District Administration- August 2008 - (Page 56)
ProblemSolution SUCCESS STORIES FROM DISTRICTS ACROSS THE NATION System Lets Students Eat with Fingers By Don Parker-Burgard PROBLEM THE FOOD SERVICE ACCOUNTING system in Orangeburg Consolidated School District 4 in Cope, S.C., had issues: It didn’t shelter low-income students from the stigma of being labeled “poor.” Despite assurances of conﬁdentiality, information on who was receiving free and reducedprice lunches was leaking out. Many students urged their parents not to register them for free and reduced-price lunch, or they skipped the meal altogether. The system was also ineﬃcient for the district. Each student had a card with an account number; older students kept their cards while younger ones had them handed out and collected from them each day. Children would hand their cards to the cafeteria cashier, who would manually type in each account number. At the end of the day, staﬀ printed out a long receipt of balances. The district also realized that by not having an accurate count of students eligible for free and reduced-price lunches, it was forfeiting federal dollars. SOLUTION District administrators were considering an upgrade to the food service accounting system to address these problems when the superintendent at the time read about biometrics. Intrigued by the technology, which links a person’s computer record to a distinguishable physical feature such as a ﬁngerprint or a retina, he urged planners to include biometric systems in their evaluation of food service accounting systems. The district eventually chose to go with a biometric system from Food Service Solutions. The system was put in place for the school year 2001-2002. 56 August 2008 Students in Orangeburg CSD 4 register their cafeteria purchases with the swipe of a ﬁnger. Finger Math The Orangeburg district’s biometric system scans students’ ﬁngers for identiﬁcation, but this does not mean that students are “ﬁngerprinted.” “We do not store a ﬁngerprint image,” says Galen Reigh, senior developer with Food Service Solutions. “The system records 22 points on a person’s ﬁnger, and what is stored is mathematical—it’s a sequence of numbers.” With biometrics, there are no cards for students to keep (or lose), cashiers don’t have to manually type in an account number with every purchase, and balances for individual students are calculated on the spot. Moreover, security is much tighter, so students from low-income families don’t fear being stigmatized. Mitch Johns, president and CEO of Food Service Solutions, explains how the stigma can play out in districts. “In a dis- trict where 40 percent of the students are eligible for free and reduced-price meals,” he says, “you might ﬁnd that 38 percent of elementary school students are registered, 30 percent of middle school students are registered, and 22 percent of high school students are registered.” It doesn’t take a CEO, or a school administrator, to appreciate the cost to students and to districts, and those with the highest percentages of students eligible for free and reduced-price lunches, says Johns, can beneﬁt the most. The Orangeburg district, for instance, has enjoyed a 5-percent-a-year increase in federal funding since 2003. No Lunch Left Behind Angela Robinson, food service bookkeeper for the district, is impressed by how thoroughly the new system accounts for all students who are eligible for free and reduced-price lunches. “Parents will sometimes forget to register one or more of their children,” she explains. “Or sometimes an older child in a family will be sensitive to the stigma and will ask not to be included when parents register.” The software will search for these children and identify them as being eligible for free and reduced-price lunches. In addition, if a student who was eligible for free or reduced-price lunches the previous year has yet to register, the software will identify that student so that oﬃcials can send a letter to the parent asking for clariﬁcation. In general, the technology is designed to identify inconsistencies and other problems that may impede a district’s ability to receive subsidies. DA Don Parker-Burgard is copy editor for District Administration. District Administration RESOURCES Food Service Solutions www.foodserve.com/fsshome.htm Horizon Software www.horizonsoftware.com PCS Revenue Control Systems www.pcsrcs.com
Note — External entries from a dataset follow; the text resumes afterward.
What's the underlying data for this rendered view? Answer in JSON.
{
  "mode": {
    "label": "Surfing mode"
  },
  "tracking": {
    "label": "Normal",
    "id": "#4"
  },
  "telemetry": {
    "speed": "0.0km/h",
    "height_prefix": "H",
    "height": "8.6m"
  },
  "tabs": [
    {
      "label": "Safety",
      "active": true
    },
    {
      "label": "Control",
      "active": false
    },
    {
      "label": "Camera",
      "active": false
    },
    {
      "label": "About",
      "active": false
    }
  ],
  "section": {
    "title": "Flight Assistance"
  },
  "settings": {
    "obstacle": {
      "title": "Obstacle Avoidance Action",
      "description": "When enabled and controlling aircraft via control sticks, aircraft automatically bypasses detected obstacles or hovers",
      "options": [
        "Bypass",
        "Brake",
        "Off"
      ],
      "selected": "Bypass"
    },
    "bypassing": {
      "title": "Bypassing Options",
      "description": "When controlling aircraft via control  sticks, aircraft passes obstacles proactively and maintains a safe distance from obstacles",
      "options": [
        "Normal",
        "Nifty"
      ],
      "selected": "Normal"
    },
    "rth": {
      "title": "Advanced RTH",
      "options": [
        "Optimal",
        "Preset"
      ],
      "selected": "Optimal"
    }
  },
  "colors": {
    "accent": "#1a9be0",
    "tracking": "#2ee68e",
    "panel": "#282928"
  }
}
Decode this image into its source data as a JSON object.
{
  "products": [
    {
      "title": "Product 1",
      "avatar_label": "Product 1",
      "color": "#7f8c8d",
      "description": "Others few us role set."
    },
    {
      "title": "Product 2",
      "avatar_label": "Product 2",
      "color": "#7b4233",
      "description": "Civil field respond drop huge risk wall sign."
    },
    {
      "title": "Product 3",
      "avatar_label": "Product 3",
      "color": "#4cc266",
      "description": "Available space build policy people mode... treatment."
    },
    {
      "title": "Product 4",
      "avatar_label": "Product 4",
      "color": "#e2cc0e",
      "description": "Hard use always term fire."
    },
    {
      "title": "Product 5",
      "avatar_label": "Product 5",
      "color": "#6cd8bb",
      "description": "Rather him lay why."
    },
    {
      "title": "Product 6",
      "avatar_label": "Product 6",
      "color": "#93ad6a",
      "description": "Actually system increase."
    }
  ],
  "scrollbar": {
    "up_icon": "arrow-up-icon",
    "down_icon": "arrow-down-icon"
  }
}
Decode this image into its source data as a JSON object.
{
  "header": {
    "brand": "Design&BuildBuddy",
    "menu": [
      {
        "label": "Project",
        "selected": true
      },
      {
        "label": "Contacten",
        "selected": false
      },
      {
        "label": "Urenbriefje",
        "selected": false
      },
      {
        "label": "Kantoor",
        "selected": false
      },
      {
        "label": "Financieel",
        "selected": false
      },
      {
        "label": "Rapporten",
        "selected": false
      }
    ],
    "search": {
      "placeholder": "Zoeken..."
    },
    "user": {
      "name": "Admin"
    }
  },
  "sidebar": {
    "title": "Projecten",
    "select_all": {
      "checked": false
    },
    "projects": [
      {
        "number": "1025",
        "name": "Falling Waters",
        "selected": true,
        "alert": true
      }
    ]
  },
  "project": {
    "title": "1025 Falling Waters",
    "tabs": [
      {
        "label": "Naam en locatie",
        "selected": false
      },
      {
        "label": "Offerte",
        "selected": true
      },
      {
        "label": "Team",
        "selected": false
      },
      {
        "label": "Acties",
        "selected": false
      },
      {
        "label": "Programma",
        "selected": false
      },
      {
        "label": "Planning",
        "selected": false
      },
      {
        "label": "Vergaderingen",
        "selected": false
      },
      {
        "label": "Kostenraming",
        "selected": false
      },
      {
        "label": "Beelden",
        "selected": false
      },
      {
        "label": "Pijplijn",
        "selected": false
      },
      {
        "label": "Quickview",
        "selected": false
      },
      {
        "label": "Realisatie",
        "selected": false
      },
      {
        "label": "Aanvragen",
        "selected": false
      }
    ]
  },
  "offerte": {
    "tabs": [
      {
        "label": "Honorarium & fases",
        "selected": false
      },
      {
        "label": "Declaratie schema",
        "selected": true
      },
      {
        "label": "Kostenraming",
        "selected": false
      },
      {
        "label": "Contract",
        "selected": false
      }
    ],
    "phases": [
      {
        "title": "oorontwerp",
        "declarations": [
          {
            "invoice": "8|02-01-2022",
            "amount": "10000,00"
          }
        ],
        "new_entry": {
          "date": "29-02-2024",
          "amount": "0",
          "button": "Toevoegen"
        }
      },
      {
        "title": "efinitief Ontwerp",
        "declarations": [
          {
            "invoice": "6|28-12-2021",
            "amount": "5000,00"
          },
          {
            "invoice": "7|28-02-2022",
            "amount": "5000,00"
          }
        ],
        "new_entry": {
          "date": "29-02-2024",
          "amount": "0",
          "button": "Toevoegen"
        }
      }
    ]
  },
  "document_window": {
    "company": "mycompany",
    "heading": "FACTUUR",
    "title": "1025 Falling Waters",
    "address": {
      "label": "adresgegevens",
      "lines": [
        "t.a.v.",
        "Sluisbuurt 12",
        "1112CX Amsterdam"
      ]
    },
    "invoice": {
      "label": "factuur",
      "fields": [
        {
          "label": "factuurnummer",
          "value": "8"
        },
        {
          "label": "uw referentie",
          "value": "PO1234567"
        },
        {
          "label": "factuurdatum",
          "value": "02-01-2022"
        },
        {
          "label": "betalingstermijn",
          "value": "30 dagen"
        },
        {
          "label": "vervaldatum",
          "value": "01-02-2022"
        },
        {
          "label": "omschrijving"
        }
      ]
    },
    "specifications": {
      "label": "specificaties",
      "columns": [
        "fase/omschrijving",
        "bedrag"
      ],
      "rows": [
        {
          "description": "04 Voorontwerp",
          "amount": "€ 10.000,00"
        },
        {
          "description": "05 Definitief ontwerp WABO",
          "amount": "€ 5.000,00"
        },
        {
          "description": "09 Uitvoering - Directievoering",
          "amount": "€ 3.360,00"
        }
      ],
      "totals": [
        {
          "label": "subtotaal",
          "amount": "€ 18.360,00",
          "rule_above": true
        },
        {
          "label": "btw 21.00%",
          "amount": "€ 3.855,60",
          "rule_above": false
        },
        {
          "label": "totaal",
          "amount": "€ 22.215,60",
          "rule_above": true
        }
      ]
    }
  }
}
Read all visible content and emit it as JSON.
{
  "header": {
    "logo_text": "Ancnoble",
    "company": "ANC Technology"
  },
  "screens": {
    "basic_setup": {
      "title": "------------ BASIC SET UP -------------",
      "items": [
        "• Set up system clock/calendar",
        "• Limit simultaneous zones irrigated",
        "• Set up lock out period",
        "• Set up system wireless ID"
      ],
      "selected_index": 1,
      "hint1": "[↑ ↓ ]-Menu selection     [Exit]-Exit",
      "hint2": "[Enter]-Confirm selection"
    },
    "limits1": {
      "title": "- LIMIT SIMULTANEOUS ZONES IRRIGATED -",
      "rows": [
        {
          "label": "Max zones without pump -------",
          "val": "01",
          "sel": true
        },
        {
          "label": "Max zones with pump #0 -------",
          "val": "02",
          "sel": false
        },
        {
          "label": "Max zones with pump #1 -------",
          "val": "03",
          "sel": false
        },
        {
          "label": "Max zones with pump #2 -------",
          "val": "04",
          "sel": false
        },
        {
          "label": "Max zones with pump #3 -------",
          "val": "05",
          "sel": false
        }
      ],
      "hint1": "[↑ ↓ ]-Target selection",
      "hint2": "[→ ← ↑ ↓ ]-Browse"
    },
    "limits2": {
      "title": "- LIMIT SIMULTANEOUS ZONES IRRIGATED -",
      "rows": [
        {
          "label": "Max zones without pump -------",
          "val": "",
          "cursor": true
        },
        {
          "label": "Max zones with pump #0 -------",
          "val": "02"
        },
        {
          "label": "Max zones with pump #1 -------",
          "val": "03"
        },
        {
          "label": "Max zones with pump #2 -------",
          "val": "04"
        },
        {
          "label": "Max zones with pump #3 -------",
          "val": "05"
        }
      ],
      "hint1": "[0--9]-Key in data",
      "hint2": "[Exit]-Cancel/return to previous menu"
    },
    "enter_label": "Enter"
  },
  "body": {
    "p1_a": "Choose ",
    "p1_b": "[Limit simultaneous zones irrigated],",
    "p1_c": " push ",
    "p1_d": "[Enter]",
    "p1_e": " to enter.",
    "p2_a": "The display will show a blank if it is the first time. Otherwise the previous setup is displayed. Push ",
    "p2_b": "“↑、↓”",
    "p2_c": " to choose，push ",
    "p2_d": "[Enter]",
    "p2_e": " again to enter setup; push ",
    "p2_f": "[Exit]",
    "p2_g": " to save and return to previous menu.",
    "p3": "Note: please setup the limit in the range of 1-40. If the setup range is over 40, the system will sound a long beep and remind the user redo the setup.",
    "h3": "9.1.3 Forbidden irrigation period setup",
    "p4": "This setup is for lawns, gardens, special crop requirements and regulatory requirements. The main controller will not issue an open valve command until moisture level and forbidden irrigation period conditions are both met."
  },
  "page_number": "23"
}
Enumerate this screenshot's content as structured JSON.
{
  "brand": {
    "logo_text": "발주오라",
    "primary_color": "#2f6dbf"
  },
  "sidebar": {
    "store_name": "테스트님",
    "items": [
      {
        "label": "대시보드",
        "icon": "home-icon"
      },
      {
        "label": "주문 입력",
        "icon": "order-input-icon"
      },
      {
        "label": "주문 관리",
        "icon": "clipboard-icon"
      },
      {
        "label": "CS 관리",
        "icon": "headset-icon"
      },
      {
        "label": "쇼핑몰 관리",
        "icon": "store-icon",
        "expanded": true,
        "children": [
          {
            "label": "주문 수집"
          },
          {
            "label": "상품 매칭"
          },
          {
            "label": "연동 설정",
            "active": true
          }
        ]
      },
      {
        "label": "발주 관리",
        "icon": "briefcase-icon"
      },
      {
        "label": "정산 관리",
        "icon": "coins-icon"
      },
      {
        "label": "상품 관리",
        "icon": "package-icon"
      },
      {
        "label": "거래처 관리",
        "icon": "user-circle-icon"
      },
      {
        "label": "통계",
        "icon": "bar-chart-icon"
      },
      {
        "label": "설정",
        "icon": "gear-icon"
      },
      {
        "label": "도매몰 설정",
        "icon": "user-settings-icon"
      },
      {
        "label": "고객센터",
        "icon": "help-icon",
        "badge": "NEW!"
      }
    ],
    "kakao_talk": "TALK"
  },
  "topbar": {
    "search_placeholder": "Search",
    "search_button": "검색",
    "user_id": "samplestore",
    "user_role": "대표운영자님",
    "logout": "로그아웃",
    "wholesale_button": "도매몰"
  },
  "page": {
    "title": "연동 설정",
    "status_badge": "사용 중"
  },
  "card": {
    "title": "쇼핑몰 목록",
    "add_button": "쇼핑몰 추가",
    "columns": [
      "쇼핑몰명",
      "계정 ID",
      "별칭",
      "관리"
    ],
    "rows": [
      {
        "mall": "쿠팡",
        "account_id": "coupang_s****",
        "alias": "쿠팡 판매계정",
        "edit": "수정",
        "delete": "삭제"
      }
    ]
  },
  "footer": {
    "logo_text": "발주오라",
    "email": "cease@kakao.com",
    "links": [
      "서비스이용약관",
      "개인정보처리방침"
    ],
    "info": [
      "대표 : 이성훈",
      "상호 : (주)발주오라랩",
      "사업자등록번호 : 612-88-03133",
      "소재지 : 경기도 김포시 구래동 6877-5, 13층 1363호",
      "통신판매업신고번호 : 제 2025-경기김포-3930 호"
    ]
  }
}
Table of Contents for the Digital Edition of District Administration- August 2008
District Administration - August 2008
8th Annual Salary Survey
Do You Know the Drill?
The Evolution of Notification Systems
How Well Does This Web Site Work?
Calendar of Events
Understanding the Times
District Administration- August 2008